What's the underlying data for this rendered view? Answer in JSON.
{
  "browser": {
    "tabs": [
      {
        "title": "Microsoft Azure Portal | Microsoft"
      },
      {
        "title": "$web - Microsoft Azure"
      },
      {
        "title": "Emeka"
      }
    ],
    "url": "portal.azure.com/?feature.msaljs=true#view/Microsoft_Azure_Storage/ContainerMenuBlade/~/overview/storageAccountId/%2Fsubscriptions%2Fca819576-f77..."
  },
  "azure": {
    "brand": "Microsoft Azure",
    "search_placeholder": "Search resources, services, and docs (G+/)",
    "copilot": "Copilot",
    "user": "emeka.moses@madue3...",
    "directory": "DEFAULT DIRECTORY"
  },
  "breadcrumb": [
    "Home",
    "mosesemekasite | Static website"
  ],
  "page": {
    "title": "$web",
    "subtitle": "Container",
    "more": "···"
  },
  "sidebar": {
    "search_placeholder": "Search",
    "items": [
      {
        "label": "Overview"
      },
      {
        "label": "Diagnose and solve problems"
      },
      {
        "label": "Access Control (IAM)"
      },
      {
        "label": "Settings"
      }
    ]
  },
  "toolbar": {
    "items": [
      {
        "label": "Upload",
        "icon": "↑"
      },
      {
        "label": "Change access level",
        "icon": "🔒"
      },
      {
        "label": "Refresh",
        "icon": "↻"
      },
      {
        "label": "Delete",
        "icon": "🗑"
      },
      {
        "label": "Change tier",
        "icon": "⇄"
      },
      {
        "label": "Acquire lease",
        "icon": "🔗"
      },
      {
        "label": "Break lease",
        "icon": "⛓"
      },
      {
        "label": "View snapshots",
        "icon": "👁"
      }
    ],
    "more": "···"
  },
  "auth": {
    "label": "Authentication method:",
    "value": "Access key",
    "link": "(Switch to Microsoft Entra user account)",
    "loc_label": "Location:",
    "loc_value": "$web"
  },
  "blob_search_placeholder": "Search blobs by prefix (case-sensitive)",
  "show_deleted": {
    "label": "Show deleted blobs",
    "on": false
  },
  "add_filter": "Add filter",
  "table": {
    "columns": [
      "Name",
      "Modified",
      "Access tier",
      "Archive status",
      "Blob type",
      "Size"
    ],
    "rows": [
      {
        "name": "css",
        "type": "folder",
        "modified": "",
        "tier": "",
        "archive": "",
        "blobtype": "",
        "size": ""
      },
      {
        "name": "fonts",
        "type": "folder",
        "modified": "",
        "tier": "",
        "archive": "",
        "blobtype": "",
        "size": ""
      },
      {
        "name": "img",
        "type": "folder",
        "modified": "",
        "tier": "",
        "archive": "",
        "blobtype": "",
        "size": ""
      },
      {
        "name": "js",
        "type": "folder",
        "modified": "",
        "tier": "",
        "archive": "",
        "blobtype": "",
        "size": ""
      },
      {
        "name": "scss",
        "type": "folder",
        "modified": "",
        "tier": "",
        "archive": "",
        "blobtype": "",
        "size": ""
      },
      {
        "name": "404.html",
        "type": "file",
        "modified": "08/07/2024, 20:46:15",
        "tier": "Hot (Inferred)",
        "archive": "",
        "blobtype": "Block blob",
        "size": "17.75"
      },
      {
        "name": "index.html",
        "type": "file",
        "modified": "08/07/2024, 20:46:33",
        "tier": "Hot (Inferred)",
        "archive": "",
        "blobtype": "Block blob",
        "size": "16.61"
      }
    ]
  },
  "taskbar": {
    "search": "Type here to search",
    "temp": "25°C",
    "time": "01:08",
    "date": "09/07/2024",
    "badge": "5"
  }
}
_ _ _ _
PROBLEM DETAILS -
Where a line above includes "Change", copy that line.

WRITTEN SOLUTION -
        "label": "Change access level",
        "label": "Change tier",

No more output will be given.